Nearly every company I have worked with in the last 15 years has at some point embarked on a major system replacement, or spent a serious amount of time and effort investigating doing so. I wrote a bit about this here, referring to Joel Spolsky’s advice to never do this as well as Dan Milstein’s excellent reply: if you absolutely must do this, do it like this.
There is a variation of this theme though, where the approach to a system replacement is to migrate to a commercial off-the-shelf or COTS solution. The drivers for the change are usually the same as for the rewrite — the desire to reduce the cost of maintenance as well as making it faster and cheaper to provide new functionality, (some of which may be already built in to the off-the-shelf system).
The logic is clear. It’s like replacing your Reliant Robin with the bright and shiny new yellow Lamborghini that the dealer is offering for a really good price. The old Reliant Robin system is typically referred to with the slightly pejorative name “legacy”. The new Lamborghini often goes by various, more hopeful, forward-looking names.
The promise of the Lamborghini is a marketing feature list: the latest and greatest technology with a modern decoupled, service oriented design. It is streamlined and built for speed and high performance. It can of course do multi-channel “out of the box”, offering a simple solution to the very real need to have a mobile offering. Unsurprisingly, the business can hardly wait to sign the lease agreement, get it registered and get their hands on the keys. Enthusiasm and expectations are sky high. In the meantime, everything but the absolutely critical maintenance to the old Reliant Robin is put on hold immediately (usually before the decision to switch is made). Many of the key people who know the quirks and idiosyncrasies of the Reliant see the writing on the wall and start polishing their CVs and looking for the door.
Eventually, after a protracted business case process to confirm the decision made usually by people who don’t fully understand the implications the project gets the green light. The keys to the new Lamborghini are handed over and it’s ready to speed off down the road and impress everyone. This is where you strike your first problem: traffic!
It turns out that much of the slowness of the Reliant actually had little to do with the technology or even the rust and muck in the joints. It was primarily the upstream processes (prioritisation, funding, resource allocation, analysis and approval batching) and downstream processes (making it work with all the other systems and keeping it running and secure) that was slowing things down. These are kind of like the traffic lights, stop signs and intersections, tight bends, as well as “traffic-calming” devices like judder bars and sleeping policeman that force you to slow down.
These environmental aspects are not inherent to the technology, they are part of the wider organisational culture — especially it’s approach to the uncertainties and risk that are an inherent part of the complexity of developing software solutions.
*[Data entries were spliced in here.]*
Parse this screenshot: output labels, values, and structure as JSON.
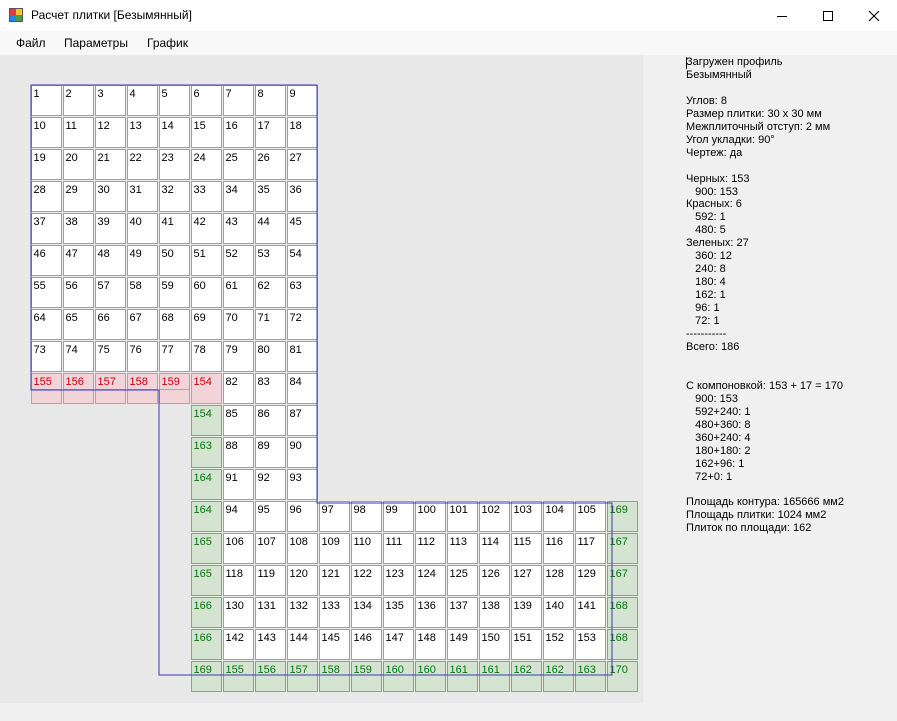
{
  "window": {
    "title": "Расчет плитки [Безымянный]"
  },
  "menu": [
    "Файл",
    "Параметры",
    "График"
  ],
  "colors": {
    "outline": "#3a3ab8",
    "tile_border": "#a0a0a0",
    "red_fill": "#f2d3d8",
    "red_text": "#cc0000",
    "green_fill": "#d5e4d1",
    "green_text": "#007a00",
    "canvas_bg": "#e8e8e8"
  },
  "info_lines": [
    "Загружен профиль",
    "Безымянный",
    "",
    "Углов: 8",
    "Размер плитки: 30 x 30 мм",
    "Межплиточный отступ: 2 мм",
    "Угол укладки: 90°",
    "Чертеж: да",
    "",
    "Черных: 153",
    "   900: 153",
    "Красных: 6",
    "   592: 1",
    "   480: 5",
    "Зеленых: 27",
    "   360: 12",
    "   240: 8",
    "   180: 4",
    "   162: 1",
    "   96: 1",
    "   72: 1",
    "-----------",
    "Всего: 186",
    "",
    "",
    "С компоновкой: 153 + 17 = 170",
    "   900: 153",
    "   592+240: 1",
    "   480+360: 8",
    "   360+240: 4",
    "   180+180: 2",
    "   162+96: 1",
    "   72+0: 1",
    "",
    "Площадь контура: 165666 мм2",
    "Площадь плитки: 1024 мм2",
    "Плиток по площади: 162"
  ],
  "tiles": {
    "black_rows_top": [
      [
        "1",
        "2",
        "3",
        "4",
        "5",
        "6",
        "7",
        "8",
        "9"
      ],
      [
        "10",
        "11",
        "12",
        "13",
        "14",
        "15",
        "16",
        "17",
        "18"
      ],
      [
        "19",
        "20",
        "21",
        "22",
        "23",
        "24",
        "25",
        "26",
        "27"
      ],
      [
        "28",
        "29",
        "30",
        "31",
        "32",
        "33",
        "34",
        "35",
        "36"
      ],
      [
        "37",
        "38",
        "39",
        "40",
        "41",
        "42",
        "43",
        "44",
        "45"
      ],
      [
        "46",
        "47",
        "48",
        "49",
        "50",
        "51",
        "52",
        "53",
        "54"
      ],
      [
        "55",
        "56",
        "57",
        "58",
        "59",
        "60",
        "61",
        "62",
        "63"
      ],
      [
        "64",
        "65",
        "66",
        "67",
        "68",
        "69",
        "70",
        "71",
        "72"
      ],
      [
        "73",
        "74",
        "75",
        "76",
        "77",
        "78",
        "79",
        "80",
        "81"
      ]
    ],
    "row10_red": [
      "155",
      "156",
      "157",
      "158",
      "159",
      "154"
    ],
    "row10_black": [
      "82",
      "83",
      "84"
    ],
    "mid_rows": [
      {
        "green": "154",
        "black": [
          "85",
          "86",
          "87"
        ]
      },
      {
        "green": "163",
        "black": [
          "88",
          "89",
          "90"
        ]
      },
      {
        "green": "164",
        "black": [
          "91",
          "92",
          "93"
        ]
      }
    ],
    "bottom_rows": [
      {
        "left": "164",
        "black": [
          "94",
          "95",
          "96",
          "97",
          "98",
          "99",
          "100",
          "101",
          "102",
          "103",
          "104",
          "105"
        ],
        "right": "169"
      },
      {
        "left": "165",
        "black": [
          "106",
          "107",
          "108",
          "109",
          "110",
          "111",
          "112",
          "113",
          "114",
          "115",
          "116",
          "117"
        ],
        "right": "167"
      },
      {
        "left": "165",
        "black": [
          "118",
          "119",
          "120",
          "121",
          "122",
          "123",
          "124",
          "125",
          "126",
          "127",
          "128",
          "129"
        ],
        "right": "167"
      },
      {
        "left": "166",
        "black": [
          "130",
          "131",
          "132",
          "133",
          "134",
          "135",
          "136",
          "137",
          "138",
          "139",
          "140",
          "141"
        ],
        "right": "168"
      },
      {
        "left": "166",
        "black": [
          "142",
          "143",
          "144",
          "145",
          "146",
          "147",
          "148",
          "149",
          "150",
          "151",
          "152",
          "153"
        ],
        "right": "168"
      }
    ],
    "last_row": [
      "169",
      "155",
      "156",
      "157",
      "158",
      "159",
      "160",
      "160",
      "161",
      "161",
      "162",
      "162",
      "163",
      "170"
    ]
  }
}
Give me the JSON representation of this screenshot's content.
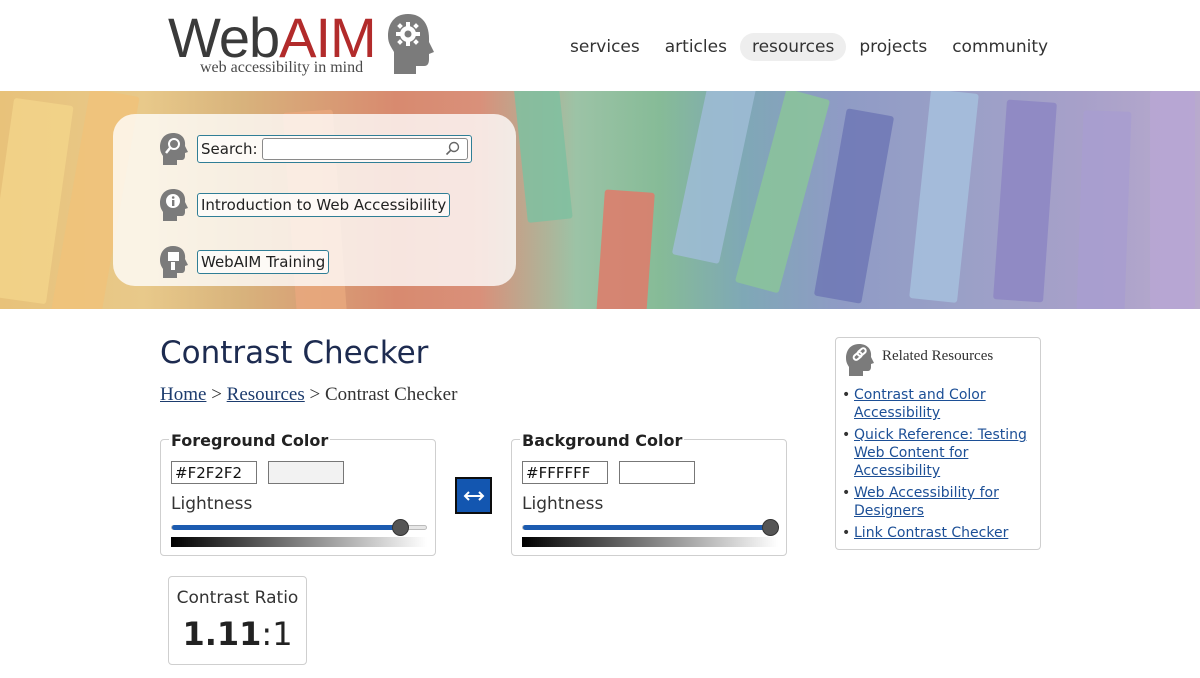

Most organisations more than a few years old have grown a whole system designed specifically to control and funnel the demand for change. The annual budgeting process. The business case and approval process. The change decision boards and the out-of-band testing and quality control, (sometimes outsourced and offshored). It was the system for allocating resources and attempts to fix schedule, cost and scope in large batches — well in advance of all the discoveries about what was really needed and before we really knew how we were going to actually build it.
To add to the Reliant Robin vs Lamborghini analogy, there’s one vital piece missing: as much as you want to cut away the complexity and simplify the technology, unfortunately much of what makes the technology complex and a bit messy is actually a reflection of what your customers want and the environment that you operate in. In effect, the Reliant Robin not only has to navigate the traffic lights, intersections and other cars and trucks on the road, it also is hitched to something that is actually quite valuable to you: a caravan stuffed full of your customers. You know, that slightly inconvenient thing, the reason why the organisation exists at all?
The Lamborghini might be faster on the race track, but when it needs to also pull a caravan with product complexity, regulatory complexity, pricing complexity and other considerations of the market you’re in — this seriously slows it down. Typically, (just like the Lamborghini), your off-the-shelf system doesn’t have a tow-bar to hook the caravan up, or at least not one that can handle the weight of it.
This is something that both the vendor and decision-makers tend to massively underestimate. The vendor simply doesn’t understand the specific environment you operate in, or your customers and the “jobs” you take care of for them. Instead, they share lots of beautiful screenshots of the new Lamborghini racing at full speed on the open road with nary a leaf in the way, and nothing dragging it down. These pictures and the dream they sell are seductive for a business that has to live with the reality of a Reliant Robin stuck in a sea of red lights and heavy traffic and towing a heavy caravan.
Of course, there are some situations where it does make sense to migrate from the old to the new. Even off-the-shelf solutions can make perfect sense for those areas where you foresee no opportunity to differentiate from your competitors, and you have no concerns that a new entrant might also get the benefit of using the same system. If you’re considering this though, make sure you go into it with an awareness of what the real reasons for slowness are – your organisational culture and complexity, and don’t forget the caravan!